After the rulemaking file is submitted to OAL, the Regulations Coordinator will post the Final Statement of Reasons and the submitted regulation text on the Department's website.
OAL is responsible for the review of regulations as provided in article 6 of the APA (commencing with Government Code section 11349).
OAL has 30 working days to review a proposed regulation adopted through the regular rulemaking process described above, to ensure that the Department satisfied the requirements of the APA and OAL’s regulations. If approved, OAL files the regulation with the SOS. If the regulation is disapproved, OAL will return it back to the Regulations Coordinator for amendment and resubmission within 120 days.

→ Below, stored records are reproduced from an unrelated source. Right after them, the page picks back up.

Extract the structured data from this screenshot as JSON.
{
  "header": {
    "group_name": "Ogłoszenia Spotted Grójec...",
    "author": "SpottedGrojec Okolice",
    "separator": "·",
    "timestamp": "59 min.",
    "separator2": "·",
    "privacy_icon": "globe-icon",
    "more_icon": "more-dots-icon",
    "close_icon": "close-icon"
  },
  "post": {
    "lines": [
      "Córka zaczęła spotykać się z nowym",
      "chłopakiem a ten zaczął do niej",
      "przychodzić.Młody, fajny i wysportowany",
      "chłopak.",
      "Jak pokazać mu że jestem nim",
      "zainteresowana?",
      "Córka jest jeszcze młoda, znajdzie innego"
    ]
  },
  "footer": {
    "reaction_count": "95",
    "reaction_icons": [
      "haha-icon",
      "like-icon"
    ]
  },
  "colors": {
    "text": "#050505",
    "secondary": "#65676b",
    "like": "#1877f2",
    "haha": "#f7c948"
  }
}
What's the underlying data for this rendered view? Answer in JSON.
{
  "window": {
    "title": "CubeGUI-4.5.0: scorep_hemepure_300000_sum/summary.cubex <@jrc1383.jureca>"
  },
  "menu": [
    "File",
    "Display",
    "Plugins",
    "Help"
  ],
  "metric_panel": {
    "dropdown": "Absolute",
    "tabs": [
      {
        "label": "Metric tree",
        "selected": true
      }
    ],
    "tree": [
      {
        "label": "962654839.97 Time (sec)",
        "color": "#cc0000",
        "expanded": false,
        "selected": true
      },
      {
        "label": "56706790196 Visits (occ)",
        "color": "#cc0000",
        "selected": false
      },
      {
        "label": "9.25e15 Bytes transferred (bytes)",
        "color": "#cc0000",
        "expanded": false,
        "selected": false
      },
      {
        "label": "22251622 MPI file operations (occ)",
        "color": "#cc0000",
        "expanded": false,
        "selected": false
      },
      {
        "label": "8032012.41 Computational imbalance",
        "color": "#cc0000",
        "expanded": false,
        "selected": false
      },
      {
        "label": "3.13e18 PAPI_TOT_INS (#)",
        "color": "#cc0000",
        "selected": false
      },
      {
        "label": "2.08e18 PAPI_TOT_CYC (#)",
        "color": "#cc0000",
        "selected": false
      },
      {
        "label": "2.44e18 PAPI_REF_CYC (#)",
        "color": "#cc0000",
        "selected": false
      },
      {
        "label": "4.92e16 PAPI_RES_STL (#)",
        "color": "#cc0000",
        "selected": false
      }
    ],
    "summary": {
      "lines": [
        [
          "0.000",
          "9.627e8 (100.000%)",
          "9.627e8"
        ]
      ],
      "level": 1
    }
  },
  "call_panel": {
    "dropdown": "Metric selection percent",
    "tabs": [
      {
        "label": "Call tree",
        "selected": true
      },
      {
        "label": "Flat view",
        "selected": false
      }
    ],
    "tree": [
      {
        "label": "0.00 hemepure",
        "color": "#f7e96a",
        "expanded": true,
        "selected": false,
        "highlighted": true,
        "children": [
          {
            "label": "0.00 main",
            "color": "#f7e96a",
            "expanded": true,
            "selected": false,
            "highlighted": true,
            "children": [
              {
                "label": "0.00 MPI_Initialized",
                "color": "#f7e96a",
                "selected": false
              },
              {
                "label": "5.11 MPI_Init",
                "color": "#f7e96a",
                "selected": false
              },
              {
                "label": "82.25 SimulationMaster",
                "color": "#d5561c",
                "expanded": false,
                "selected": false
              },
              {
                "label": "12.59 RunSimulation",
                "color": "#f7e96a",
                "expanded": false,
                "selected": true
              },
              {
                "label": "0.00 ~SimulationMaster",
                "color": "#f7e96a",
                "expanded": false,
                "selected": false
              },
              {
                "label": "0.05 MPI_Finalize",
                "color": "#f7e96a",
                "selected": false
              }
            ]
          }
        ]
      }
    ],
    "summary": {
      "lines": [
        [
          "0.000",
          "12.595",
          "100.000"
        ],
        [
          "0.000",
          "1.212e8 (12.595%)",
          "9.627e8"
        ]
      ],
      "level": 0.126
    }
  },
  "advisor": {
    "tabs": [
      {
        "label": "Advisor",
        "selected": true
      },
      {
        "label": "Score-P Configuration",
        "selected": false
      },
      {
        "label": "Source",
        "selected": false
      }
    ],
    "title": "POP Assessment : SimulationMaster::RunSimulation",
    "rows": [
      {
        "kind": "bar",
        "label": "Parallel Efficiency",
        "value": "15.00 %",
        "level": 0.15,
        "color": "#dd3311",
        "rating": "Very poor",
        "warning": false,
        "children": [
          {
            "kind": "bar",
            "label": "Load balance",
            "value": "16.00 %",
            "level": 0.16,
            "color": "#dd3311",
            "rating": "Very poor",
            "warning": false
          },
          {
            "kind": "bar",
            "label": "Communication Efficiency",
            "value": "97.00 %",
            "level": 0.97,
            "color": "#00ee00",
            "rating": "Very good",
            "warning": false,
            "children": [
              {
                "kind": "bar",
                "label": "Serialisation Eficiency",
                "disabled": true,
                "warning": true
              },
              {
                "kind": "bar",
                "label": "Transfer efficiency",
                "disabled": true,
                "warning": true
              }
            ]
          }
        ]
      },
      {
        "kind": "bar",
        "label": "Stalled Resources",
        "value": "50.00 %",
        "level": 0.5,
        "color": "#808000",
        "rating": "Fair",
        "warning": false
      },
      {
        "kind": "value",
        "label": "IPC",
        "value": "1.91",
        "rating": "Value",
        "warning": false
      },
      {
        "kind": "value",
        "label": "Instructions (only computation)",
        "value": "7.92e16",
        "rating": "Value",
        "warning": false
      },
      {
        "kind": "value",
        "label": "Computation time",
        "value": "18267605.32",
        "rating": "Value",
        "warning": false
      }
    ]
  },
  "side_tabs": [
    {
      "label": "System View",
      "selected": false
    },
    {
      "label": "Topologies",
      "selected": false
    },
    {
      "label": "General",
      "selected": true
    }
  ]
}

Unless an exception applies, Government Code section 11343.4 states the effective date of an approved regulation is determined by the date the regulation is filed with SOS as follows:
- January 1 if the regulation or order of repeal is filed on September 1 to November 30, inclusive.
- April 1 if the regulation or order of repeal is filed on December 1 to February 29, inclusive.
- July 1 if the regulation or order of repeal is filed on March 1 to May 31, inclusive.
- October 1 if the regulation or order of repeal is filed on June 1 to August 31, inclusive.
Exceptions to this rule are: (1) a regulation adopted pursuant to a statute requiring a specific effective date, which is effective on the date prescribed by the statute; (2) a regulation with a later Department-prescribed effective date, which is effective on the date specified by the Department; and (3) a regulation with an earlier effective date prescribed by OAL based upon the Department’s written request demonstrating good cause, which is effective on the date specified by OAL.
When the Legislature provides by statute or the Department makes a finding that the immediate adoption, amendment, or repeal of a regulation is necessary to address an emergency and avoid serious harm to the public peace, health, safety, or general welfare, the Department may adopt, amend, or repeal a regulation on an emergency basis as provided in Government Code section 11346.1. An emergency regulation is only effective for 180 days (unless a longer time is specified in statute). OAL may approve two re-adoptions of an emergency regulation and each approved re-adoption may be effective for no more than 90 days. An emergency regulation is repealed on the date that it ceases to be effective, unless it is certified through the regular rulemaking process described above and submitted to OAL for review prior to that date.
Except as otherwise provided by statute, any person may petition the Department to adopt, amend, or repeal a regulation. The Department must act on such a petition within 30 days of receipt. However, this time may be extended upon agreement of the petitioner. This procedure is set out in Government Code sections 11340.6 and 11340.7.
The Chief Counsel or Chief Counsel’s designee will present the petition and the Legal Division’s recommendation to the Director or Director’s designee. The Director or Director’s designee may grant the petition and set the regulation for public hearing, deny the petition in whole or in part, or take any other action determined to be warranted by the petition.
Any interested party may request reconsideration of the Department’s action on a petition to adopt, amend, or repeal a regulation within 60 days of the Department’s action.
Note For questions about the rulemaking process, please email BTFD-BTC.InformationRequests@cdtfa.ca.gov.